What are the top tips you'd give to anyone looking to start, run and grow a business today?

  1. Try to start your business as a "side gig" at first. Keep your day job and build your initial business during the evenings and weekends. This will take a lot of the financial pressure off of you. Once you get enough traction, then you can consider jumping in full-time.
  2. To build on tip #1, do not fall into "analysis paralysis" when thinking about starting your business. Try to break it down into ACTIONABLE baby steps. Ask yourself, "what is one thing I can DO today to get this business moving forward." Then do that thing. Action will lead to momentum, and momentum will lead to progress.

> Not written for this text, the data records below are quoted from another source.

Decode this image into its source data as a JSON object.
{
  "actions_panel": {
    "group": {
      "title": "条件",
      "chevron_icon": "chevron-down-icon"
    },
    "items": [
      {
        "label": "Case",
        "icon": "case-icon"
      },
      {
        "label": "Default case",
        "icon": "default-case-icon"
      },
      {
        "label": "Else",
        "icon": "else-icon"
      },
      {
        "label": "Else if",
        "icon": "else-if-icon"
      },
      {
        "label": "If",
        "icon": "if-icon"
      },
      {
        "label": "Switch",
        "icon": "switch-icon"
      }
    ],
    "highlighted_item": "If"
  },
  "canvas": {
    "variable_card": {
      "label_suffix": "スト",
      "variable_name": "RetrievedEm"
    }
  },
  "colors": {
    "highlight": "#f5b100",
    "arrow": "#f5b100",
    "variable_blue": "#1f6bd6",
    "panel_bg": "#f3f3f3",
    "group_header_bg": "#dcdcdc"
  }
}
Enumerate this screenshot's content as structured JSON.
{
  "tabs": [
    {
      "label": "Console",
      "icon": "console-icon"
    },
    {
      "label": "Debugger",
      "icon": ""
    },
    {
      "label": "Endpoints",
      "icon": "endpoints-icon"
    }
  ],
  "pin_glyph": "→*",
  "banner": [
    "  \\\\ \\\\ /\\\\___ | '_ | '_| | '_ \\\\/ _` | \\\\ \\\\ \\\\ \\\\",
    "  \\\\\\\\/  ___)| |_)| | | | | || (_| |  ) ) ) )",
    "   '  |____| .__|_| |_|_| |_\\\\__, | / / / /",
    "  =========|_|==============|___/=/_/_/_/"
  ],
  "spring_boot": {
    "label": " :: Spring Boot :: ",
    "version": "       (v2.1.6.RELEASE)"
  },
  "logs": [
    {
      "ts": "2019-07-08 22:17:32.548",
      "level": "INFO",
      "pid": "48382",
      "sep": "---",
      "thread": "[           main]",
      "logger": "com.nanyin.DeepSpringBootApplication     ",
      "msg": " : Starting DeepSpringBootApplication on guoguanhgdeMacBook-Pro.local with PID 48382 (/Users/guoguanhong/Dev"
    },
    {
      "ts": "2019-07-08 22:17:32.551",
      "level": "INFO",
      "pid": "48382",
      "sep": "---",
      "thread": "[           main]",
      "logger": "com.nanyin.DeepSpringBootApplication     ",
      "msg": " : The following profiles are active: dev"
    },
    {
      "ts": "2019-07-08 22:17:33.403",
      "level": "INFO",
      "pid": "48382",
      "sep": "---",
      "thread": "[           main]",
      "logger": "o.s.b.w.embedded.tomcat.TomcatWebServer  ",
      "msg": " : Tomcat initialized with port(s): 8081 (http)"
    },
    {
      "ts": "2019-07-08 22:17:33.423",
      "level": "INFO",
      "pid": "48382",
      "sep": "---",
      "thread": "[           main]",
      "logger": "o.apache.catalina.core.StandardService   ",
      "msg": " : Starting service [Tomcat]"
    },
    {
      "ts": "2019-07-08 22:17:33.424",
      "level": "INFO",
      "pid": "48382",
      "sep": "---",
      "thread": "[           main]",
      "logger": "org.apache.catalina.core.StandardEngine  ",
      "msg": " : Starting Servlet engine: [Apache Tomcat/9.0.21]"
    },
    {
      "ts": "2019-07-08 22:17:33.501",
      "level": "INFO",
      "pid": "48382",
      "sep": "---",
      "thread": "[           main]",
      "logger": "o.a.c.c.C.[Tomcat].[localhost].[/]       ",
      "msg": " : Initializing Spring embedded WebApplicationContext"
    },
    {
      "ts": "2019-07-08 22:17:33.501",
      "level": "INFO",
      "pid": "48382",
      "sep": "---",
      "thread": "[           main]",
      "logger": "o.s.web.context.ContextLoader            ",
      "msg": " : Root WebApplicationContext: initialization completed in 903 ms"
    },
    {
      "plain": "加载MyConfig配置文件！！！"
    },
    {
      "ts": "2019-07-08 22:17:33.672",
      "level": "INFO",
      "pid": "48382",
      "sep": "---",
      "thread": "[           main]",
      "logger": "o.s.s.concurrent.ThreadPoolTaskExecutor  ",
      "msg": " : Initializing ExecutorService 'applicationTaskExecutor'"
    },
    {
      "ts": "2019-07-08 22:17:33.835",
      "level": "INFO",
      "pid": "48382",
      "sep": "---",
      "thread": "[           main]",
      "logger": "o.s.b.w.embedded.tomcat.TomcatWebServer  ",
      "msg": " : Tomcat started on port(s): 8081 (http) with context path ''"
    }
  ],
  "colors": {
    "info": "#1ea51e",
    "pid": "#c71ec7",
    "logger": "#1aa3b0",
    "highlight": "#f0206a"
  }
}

Even if your direction isn't correct at first, you'll learn along the way and come way further than if you had just sat and daydreamed about it all on your couch.
  3. Strongly consider finding a co-founder or business partner. Starting your own business by yourself is a Herculean task that will simply overwhelm most of us. Ideally, you should find someone whose strengths balance out your own weaknesses. For example, I'm much stronger with numbers, processes, and organization, but I'm not a huge people person. My co-founder Jose is a major extrovert and loves to talk to people and share our company vision and mission. The tasks he excels at are the ones I don't enjoy and visa versa, so we balance each other out and prevent each other from getting burnt out doing things that don't align with our core values and skills.

Is there anything else you'd like to share?

From day one, when thinking about starting your business, you need to think through how your business will ultimately "evolve" beyond yourself. If you think entrepreneurship is a way to break free from the "slavery" of the standard corporate job, you'll be in for a rude awakening because your business will consume all of your energy and time for a while. The only long-term path is to eventually build up a team and processes so that the company becomes a living entity all on its own. It needs to be able to operate and succeed without your constant involvement in all things. To learn more about this concept, I highly recommend the book The E-Myth Revisited by Michael E. Gerber.

Where can people find you and your business?


If you like what you've read here and have your own story as a solopreneur that you'd like to share, then email; we'd love to feature your journey on these pages.

Feel inspired to start, run or grow your own subscription business? Check out and learn how you can turn "one day" into day one.